Experts from across the financial profession have reacted to the news with most cautiously welcoming it but expressing concerns at the same time.
The official report, presented to Parliament by Secretary of State for Work and Pensions, Amber Rudd, read: “Government will compel pension schemes to make consumers data available to them via a dashboard.
“We will continue to seek an appropriate legislative vehicle, subject to securing parliamentary time, to do this.
“Pensions dashboards will open up pensions to millions – providing an easy-to-access online view of a saver’s pensions. We are delighted that this long sought-after change can become a reality from this year.”
She added: “The government is clear that it wants to introduce dashboards as quickly as possible: putting the individual in control of their data.
“We will support the SFGB to establish the delivery group and drive this work forward.
“The recruitment of the principal and implementation director has already commenced.
“In the meantime, SFGB will start putting the appropriate governance structures in place and work on plans and options so that the principal and implementation director can hit the ground running.”

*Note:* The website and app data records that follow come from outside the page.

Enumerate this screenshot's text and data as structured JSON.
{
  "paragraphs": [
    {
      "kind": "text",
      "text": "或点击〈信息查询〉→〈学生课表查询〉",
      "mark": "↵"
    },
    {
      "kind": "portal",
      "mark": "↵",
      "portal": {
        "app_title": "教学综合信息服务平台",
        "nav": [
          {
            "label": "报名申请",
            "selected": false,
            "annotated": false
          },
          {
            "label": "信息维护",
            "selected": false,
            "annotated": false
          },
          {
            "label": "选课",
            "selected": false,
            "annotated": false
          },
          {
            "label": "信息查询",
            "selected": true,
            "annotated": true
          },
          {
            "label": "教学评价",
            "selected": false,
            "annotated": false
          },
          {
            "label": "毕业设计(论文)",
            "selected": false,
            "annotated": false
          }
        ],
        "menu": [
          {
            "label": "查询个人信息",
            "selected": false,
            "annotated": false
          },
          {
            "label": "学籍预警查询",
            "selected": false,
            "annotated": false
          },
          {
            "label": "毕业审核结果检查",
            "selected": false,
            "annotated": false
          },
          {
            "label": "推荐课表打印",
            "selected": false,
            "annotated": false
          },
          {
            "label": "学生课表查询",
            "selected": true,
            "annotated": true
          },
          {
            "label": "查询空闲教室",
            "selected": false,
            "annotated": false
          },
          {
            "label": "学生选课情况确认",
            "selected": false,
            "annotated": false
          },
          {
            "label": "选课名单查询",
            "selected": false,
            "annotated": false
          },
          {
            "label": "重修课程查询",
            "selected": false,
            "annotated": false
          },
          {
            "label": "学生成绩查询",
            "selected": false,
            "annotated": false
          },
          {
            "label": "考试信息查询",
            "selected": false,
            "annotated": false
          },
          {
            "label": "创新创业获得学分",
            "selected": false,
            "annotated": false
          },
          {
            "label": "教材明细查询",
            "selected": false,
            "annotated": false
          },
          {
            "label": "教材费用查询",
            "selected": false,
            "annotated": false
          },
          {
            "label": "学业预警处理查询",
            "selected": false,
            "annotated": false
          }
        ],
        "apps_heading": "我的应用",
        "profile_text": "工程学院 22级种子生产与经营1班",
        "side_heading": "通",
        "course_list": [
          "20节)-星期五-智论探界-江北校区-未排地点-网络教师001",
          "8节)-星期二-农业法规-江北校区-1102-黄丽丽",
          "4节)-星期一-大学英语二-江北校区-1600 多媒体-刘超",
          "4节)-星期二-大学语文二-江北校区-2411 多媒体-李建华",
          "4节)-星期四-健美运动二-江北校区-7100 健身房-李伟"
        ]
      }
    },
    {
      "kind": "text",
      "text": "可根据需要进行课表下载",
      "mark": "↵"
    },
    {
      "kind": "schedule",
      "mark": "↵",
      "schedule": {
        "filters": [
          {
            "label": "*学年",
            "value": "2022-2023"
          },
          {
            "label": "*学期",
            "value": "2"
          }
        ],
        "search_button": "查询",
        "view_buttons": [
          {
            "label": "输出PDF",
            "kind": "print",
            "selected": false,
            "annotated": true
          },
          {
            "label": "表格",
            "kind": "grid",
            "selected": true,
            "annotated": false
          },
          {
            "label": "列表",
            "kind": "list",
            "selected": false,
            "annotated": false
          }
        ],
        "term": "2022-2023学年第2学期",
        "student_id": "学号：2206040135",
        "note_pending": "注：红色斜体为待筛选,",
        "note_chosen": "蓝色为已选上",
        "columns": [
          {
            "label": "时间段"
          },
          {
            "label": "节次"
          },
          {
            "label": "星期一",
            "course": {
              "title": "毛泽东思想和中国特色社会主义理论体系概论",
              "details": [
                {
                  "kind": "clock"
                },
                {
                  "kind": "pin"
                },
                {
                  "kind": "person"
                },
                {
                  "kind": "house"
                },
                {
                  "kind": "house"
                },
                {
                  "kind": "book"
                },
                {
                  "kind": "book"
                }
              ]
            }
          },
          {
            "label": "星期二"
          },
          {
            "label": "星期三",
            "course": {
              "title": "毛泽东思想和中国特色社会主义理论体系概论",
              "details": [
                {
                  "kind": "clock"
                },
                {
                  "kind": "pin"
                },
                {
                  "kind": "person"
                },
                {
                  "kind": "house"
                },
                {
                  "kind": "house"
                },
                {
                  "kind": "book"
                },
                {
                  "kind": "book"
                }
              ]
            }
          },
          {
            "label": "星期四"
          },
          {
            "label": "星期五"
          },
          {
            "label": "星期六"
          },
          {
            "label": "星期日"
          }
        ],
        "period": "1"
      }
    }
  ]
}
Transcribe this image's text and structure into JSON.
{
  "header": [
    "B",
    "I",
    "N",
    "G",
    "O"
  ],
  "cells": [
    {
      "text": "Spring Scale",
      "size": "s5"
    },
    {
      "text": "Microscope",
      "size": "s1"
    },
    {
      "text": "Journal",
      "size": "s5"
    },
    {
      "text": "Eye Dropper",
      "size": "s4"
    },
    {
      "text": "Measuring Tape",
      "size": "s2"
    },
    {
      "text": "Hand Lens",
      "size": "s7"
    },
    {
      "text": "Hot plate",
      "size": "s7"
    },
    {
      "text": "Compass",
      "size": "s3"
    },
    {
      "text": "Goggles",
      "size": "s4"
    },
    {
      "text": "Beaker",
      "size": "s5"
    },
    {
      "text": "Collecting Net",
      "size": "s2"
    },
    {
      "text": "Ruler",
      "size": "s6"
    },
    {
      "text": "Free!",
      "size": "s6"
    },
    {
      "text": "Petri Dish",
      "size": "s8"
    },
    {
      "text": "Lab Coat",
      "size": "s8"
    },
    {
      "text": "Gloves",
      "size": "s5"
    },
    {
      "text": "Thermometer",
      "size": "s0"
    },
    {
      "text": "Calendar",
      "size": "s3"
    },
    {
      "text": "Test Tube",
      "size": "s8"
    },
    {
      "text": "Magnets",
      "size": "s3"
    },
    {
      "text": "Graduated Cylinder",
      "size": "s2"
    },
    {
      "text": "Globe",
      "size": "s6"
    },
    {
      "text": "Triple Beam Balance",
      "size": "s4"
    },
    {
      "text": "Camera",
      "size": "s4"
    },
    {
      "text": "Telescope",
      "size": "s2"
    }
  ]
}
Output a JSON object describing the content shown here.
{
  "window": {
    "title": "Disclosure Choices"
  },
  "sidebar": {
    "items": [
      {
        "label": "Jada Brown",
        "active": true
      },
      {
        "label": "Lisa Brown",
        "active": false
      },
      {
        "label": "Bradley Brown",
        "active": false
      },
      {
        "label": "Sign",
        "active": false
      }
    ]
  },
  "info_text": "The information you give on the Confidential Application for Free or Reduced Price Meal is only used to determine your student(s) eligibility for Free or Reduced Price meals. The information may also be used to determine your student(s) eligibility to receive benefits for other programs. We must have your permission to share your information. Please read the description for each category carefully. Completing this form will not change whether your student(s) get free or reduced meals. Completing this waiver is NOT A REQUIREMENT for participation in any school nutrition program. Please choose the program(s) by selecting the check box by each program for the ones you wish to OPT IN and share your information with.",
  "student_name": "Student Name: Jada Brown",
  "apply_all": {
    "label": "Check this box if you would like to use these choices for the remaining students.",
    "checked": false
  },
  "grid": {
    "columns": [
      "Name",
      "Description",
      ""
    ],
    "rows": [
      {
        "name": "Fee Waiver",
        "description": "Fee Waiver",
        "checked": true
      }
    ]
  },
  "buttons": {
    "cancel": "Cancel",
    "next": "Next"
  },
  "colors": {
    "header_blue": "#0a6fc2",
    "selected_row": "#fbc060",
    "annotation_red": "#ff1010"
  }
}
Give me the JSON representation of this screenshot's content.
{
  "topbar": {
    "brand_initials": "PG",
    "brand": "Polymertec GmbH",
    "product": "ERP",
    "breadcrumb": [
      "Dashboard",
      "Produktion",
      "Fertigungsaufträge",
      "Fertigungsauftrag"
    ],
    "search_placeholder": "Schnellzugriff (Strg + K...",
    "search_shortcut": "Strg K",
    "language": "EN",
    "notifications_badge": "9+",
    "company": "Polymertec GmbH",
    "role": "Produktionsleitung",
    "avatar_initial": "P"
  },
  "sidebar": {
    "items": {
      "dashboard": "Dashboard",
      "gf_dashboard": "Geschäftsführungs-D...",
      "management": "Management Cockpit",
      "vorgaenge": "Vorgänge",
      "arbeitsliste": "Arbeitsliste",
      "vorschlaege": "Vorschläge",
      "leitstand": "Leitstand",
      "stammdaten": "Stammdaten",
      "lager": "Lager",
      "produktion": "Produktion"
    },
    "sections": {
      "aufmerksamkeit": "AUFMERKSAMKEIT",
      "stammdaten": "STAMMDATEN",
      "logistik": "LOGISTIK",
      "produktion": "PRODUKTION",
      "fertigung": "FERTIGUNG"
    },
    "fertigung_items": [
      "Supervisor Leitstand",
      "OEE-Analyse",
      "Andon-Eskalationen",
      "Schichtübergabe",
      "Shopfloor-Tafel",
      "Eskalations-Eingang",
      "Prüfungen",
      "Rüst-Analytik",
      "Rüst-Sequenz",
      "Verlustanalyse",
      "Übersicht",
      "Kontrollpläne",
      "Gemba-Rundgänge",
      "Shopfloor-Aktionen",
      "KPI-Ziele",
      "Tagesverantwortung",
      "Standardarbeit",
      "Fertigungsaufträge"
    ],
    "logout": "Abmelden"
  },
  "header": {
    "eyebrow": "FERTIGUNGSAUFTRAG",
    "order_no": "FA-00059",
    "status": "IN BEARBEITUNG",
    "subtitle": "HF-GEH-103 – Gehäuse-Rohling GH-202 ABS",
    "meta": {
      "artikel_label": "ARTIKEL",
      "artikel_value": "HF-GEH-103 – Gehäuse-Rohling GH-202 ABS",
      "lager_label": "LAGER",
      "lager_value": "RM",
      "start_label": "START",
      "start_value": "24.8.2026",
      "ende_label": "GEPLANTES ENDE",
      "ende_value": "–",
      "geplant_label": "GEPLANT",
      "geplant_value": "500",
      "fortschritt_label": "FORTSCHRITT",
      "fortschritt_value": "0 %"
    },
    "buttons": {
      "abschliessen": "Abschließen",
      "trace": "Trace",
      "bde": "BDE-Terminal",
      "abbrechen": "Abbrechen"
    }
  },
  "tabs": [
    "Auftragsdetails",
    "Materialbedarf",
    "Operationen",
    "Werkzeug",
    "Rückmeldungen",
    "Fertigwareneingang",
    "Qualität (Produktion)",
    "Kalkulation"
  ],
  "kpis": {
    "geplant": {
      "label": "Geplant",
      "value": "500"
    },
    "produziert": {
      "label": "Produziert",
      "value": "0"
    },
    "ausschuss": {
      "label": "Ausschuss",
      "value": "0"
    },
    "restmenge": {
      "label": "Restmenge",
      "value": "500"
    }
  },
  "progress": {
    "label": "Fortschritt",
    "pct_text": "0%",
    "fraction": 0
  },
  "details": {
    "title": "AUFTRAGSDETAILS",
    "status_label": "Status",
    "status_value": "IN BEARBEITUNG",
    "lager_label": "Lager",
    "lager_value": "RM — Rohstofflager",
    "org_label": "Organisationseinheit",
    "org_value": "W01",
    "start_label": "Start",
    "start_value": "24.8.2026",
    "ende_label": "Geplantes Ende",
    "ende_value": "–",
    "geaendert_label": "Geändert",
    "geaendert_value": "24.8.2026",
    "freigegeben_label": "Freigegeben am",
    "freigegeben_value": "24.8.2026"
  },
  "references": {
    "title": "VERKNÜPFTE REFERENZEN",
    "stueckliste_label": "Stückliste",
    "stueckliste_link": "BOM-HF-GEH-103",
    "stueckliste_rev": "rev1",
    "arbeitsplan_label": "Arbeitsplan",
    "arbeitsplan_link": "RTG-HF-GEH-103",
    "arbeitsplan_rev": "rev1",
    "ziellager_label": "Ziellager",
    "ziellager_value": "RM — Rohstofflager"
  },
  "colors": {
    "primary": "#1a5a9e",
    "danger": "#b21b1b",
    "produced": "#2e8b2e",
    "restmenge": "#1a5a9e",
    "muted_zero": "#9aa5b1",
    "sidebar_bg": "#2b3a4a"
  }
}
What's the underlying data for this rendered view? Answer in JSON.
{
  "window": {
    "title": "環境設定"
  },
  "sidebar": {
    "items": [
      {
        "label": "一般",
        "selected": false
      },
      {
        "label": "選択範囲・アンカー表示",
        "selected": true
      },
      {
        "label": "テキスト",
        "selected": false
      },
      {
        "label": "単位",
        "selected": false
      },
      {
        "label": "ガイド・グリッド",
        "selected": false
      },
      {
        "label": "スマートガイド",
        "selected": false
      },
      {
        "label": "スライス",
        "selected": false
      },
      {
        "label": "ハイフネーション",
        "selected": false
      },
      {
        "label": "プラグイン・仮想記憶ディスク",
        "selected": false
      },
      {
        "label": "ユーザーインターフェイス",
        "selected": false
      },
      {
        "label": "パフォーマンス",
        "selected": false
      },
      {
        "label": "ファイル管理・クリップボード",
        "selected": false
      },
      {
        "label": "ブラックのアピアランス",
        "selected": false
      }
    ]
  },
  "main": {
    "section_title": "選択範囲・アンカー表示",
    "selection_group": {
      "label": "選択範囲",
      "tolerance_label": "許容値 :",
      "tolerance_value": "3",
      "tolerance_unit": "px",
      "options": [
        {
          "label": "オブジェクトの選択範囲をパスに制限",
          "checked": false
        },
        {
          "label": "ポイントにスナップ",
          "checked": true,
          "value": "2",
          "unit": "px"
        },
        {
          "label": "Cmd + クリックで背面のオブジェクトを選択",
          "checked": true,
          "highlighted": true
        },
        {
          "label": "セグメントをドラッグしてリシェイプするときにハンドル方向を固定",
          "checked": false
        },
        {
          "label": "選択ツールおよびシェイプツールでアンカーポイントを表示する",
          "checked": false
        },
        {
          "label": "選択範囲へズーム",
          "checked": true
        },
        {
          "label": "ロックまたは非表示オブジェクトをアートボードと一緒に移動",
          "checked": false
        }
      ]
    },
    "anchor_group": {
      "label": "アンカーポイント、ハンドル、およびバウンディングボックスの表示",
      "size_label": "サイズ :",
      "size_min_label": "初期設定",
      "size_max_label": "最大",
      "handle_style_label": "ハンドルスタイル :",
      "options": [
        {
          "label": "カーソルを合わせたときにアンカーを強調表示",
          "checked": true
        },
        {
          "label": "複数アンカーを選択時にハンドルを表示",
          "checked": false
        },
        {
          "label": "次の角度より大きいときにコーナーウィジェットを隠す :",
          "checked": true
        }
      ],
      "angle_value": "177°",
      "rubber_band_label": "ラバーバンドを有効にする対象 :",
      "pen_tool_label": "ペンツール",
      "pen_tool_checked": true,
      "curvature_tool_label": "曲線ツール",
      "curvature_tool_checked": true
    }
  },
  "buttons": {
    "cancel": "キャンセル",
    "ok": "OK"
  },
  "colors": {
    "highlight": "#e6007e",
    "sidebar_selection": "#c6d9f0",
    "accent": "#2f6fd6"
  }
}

Ms Rudd later said: “We’re also clear the State Pension should be part of dashboard services and we will work to make this happen as soon as possible.”
Bu the current Parliamentary wrangle over Brexit could hit the implementation of the Pensions Dashboard, according to some.
Jon Greer, head of retirement policy at Financial Planning firm Quilter, said: “It seems every day we hear of another policy that has fallen to the wayside because of Brexit.
“In what may be a desperate attempt to placate the public, the Government have provided an update on the Pension Dashboard.
“However, while the update is welcome, all they have committed to is the beginning of the process.
“However, the prospect of a dashboard magically appearing the coming weeks or months is a fairy tale.
“In fact the consultation response details that there needs to be a credible, realistic and costed plan for delivery and that’s before the testing begins.”
Tom Selby, senior analyst at AJ Bell, said: “Introducing Pensions Dashboards has clearly been shunted down the priority list as the vice-like grip of Brexit on Parliament grows ever tighter.
“In the current political climate there is no guarantee the Pensions Bill needed to compel schemes to provide data to Pensions Dashboards will see the light of day in 2019.
“However, the fact the policy has attracted cross-party support suggests it is likely to become reality eventually – we just don’t know who will introduce it or when.
“Nonetheless, dashboards represent a potentially significant positive step forward, both in terms of uniting people with lost pensions and boosting engagement over the longer-term.”
Yvonne Braun, the ABI’s Director of Long-term Savings and Protection Policy, said: “The digital retirement revolution is here at last.
“All the pieces are being put in place to deliver the easy access to retirement information everybody needs and that the pensions industry is so keen to deliver.
“The ABI, leading a cross-industry group of pension providers and schemes, has already put years of work into making dashboards happen and we can’t wait to see these vital services in action.
“We’re delighted to see the Government committing to the necessary legislation and will continue to play our part in making dashboards a reality.”
Helen Morrissey, pension specialist at Royal London, said: “After years of talk about the Pension Dashboard we need to ensure that what is delivered meets people’s expectations from the start.
“If done properly the dashboard will give people a full understanding of what they have saved. If it is rushed, or we don’t have all interested parties on board from the beginning, there is a risk that we will not be able to deliver something meaningful or credible and the opportunity to engage people will be lost.”
Adrian Boulding, director of Policy at Now Pensions, said: “The Pensions Dashboard has the potential to fundamentally change the way people think, feel and interact with their pension savings.”